¶ 12 This Court discussed the parameters of motions to dismiss in detail in Gens v. Casady School,...

To continue reading

Request your trial
65 cases
  • Crawford ex rel. C.C.C. v. OSU Med. Trust
    • United States
    • Supreme Court of Oklahoma
    • 22 March 2022
    ...GTCA is the exclusive remedy by which an injured plaintiff may recover against a governmental entity for its negligence." Smith v. City of Stillwater , 2014 OK 42, ¶ 14, 328 P.3d 1192, 1198. The GTCA narrowly structures the method and timeframe for bringing a tort claim against the State or......
  • Miranda v. OSU Med. Tr.
    • United States
    • Supreme Court of Oklahoma
    • 22 March 2022
    ...... novo . See Grisham v. City of Oklahoma City ,. 2017 OK 69, ¶ 4, 404 P.3d ... governmental entity for its negligence." Smith v. City of Stillwater , 2014 OK 42, ¶ 14, 328 ......
  • Andrew v. Depani-Sparkes
    • United States
    • Supreme Court of Oklahoma
    • 16 May 2017
    ...underlying action.19 LCR, Inc. v. Linwood Properties, 1996 OK 73, 918 P.2d 1388, 1393.20 Smith v. City of Stillwater, 2014 OK 42, ¶10, 328 P.3d 1192, 1196.21 Smith v. City of Stillwater, at ¶10, 328 at 1196, emphasis added and material omitted.22 12 O.S.2011 1031, note 11, supra.23 LCR, Inc......
  • Tucker v. Cochran Firm-Criminal Def. Birmingham L. L.C.
    • United States
    • Supreme Court of Oklahoma
    • 16 December 2014
    ...the defendant).24 Coulter v. First American Resources, L.L.C., 2009 OK 53, 214 P.3d 807.25 Smith v. City of Stillwater, 2014 OK 42, ¶ 13, 328 P.3d 1192, 1197–1198 (“Where not all claims appear to be frivolous on their face or without merit, dismissals for failure to state a claim upon which......
  • Request a trial to view additional results

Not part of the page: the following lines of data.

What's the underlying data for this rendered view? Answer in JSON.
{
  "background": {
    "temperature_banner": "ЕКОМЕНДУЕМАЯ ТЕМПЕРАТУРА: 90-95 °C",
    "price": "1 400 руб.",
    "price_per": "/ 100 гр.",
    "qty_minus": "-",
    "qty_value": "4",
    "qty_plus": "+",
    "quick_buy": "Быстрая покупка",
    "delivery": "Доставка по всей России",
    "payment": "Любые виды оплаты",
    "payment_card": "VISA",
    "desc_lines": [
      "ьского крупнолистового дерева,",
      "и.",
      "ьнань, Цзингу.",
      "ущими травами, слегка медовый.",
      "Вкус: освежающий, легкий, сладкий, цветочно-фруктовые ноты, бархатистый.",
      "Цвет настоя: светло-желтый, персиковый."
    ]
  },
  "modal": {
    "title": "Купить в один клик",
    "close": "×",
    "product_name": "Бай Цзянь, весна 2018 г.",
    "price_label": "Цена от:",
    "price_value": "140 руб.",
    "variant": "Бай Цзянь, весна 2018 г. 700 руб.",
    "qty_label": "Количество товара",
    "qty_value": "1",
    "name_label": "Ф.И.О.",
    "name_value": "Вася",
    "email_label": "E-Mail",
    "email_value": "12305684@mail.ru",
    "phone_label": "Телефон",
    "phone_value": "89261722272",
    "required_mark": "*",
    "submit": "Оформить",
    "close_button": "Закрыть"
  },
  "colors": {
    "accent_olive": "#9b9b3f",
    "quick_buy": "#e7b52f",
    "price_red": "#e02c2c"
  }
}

VLEX uses login cookies to provide you with a better browsing experience. If you click on 'Accept' or continue browsing this site we consider that you accept our cookie policy. ACCEPT